Start of Dataset

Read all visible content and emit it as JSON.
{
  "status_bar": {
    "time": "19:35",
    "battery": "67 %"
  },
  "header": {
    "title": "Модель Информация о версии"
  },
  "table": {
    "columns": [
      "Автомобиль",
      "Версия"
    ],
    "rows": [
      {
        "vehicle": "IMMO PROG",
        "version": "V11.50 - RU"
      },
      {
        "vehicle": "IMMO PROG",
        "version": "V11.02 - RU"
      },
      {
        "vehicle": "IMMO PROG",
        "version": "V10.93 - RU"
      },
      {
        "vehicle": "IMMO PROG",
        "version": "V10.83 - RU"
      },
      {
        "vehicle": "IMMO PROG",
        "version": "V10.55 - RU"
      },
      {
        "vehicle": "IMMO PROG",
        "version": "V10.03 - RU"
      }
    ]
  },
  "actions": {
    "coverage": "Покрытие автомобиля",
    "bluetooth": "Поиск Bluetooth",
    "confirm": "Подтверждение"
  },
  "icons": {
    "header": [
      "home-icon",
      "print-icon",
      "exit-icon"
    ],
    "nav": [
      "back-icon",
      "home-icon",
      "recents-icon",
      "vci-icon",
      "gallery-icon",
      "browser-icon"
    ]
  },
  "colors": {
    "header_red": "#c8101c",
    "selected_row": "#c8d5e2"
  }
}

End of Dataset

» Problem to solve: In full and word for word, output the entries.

» Response to this task:
Read all visible content and emit it as JSON.
{
  "status_bar": {
    "time": "19:35",
    "battery": "67 %"
  },
  "header": {
    "title": "Модель Информация о версии"
  },
  "table": {
    "columns": [
      "Автомобиль",
      "Версия"
    ],
    "rows": [
      {
        "vehicle": "IMMO PROG",
        "version": "V11.50 - RU"
      },
      {
        "vehicle": "IMMO PROG",
        "version": "V11.02 - RU"
      },
      {
        "vehicle": "IMMO PROG",
        "version": "V10.93 - RU"
      },
      {
        "vehicle": "IMMO PROG",
        "version": "V10.83 - RU"
      },
      {
        "vehicle": "IMMO PROG",
        "version": "V10.55 - RU"
      },
      {
        "vehicle": "IMMO PROG",
        "version": "V10.03 - RU"
      }
    ]
  },
  "actions": {
    "coverage": "Покрытие автомобиля",
    "bluetooth": "Поиск Bluetooth",
    "confirm": "Подтверждение"
  },
  "icons": {
    "header": [
      "home-icon",
      "print-icon",
      "exit-icon"
    ],
    "nav": [
      "back-icon",
      "home-icon",
      "recents-icon",
      "vci-icon",
      "gallery-icon",
      "browser-icon"
    ]
  },
  "colors": {
    "header_red": "#c8101c",
    "selected_row": "#c8d5e2"
  }
}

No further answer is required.